Data records:
★ ★ ★ ★ ★

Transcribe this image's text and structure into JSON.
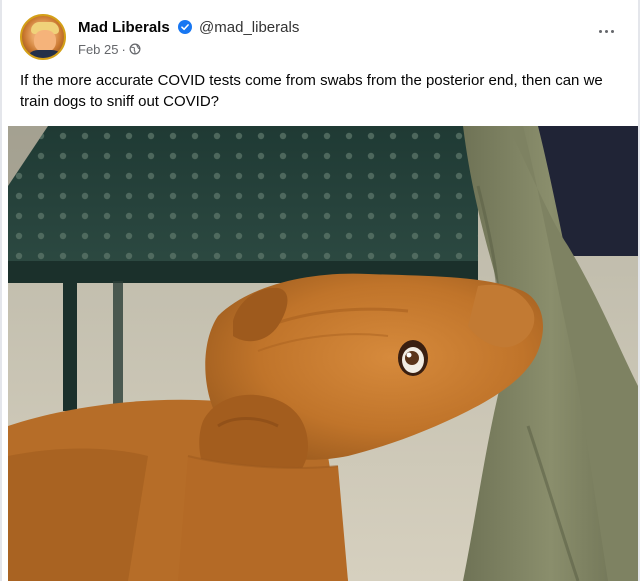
{
  "post": {
    "author_name": "Mad Liberals",
    "handle": "@mad_liberals",
    "date": "Feb 25",
    "separator": "·",
    "text": "If the more accurate COVID tests come from swabs from the posterior end, then can we train dogs to sniff out COVID?"
  },
  "icons": {
    "verified": "verified-badge-icon",
    "audience": "globe-icon",
    "more": "more-options-icon"
  },
  "colors": {
    "verified_blue": "#1877f2",
    "meta_gray": "#65676b"
  }
}
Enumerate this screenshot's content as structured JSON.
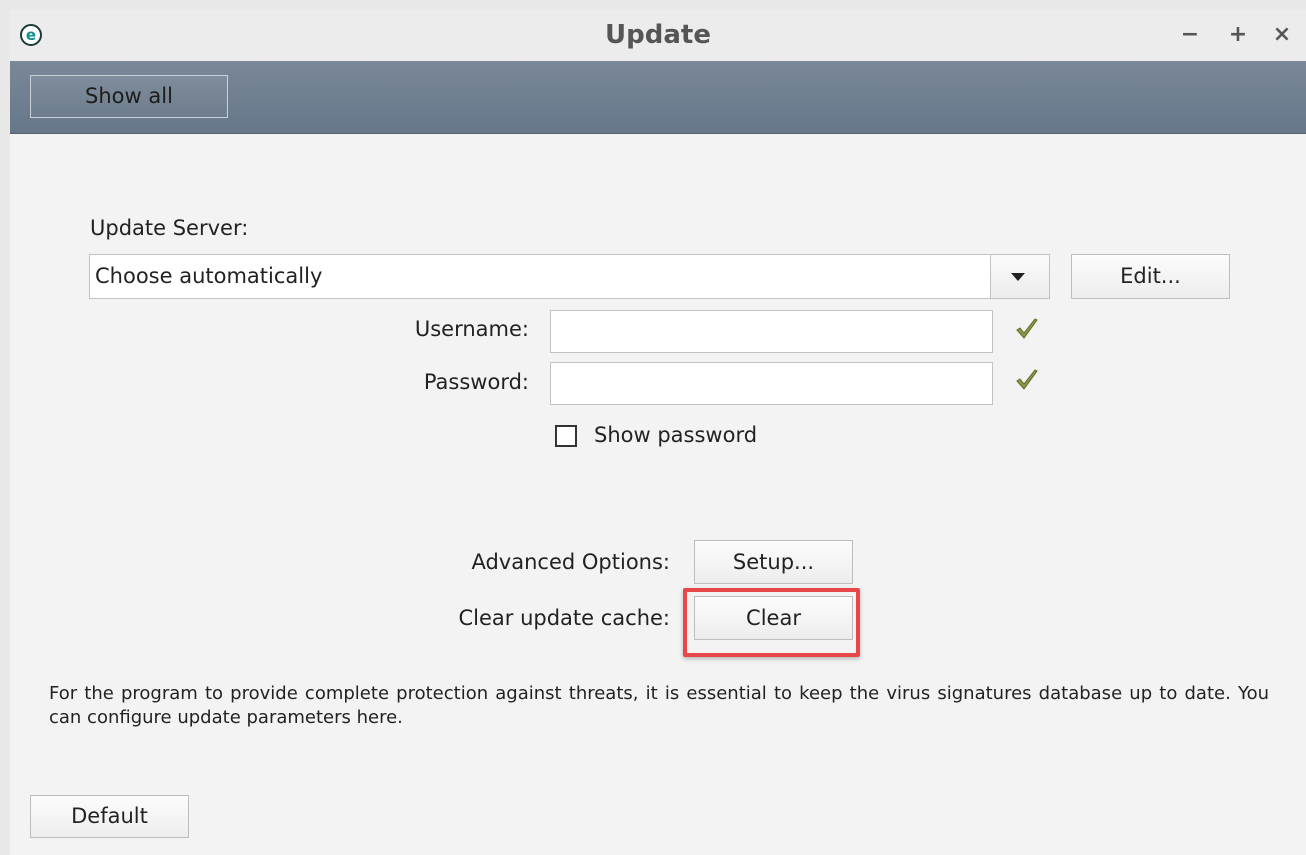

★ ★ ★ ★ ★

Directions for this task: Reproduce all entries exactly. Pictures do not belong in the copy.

Your response:
Transcribe this image's text and structure into JSON.
{
  "post": {
    "author_name": "Mad Liberals",
    "handle": "@mad_liberals",
    "date": "Feb 25",
    "separator": "·",
    "text": "If the more accurate COVID tests come from swabs from the posterior end, then can we train dogs to sniff out COVID?"
  },
  "icons": {
    "verified": "verified-badge-icon",
    "audience": "globe-icon",
    "more": "more-options-icon"
  },
  "colors": {
    "verified_blue": "#1877f2",
    "meta_gray": "#65676b"
  }
}
Enumerate this screenshot's content as structured JSON.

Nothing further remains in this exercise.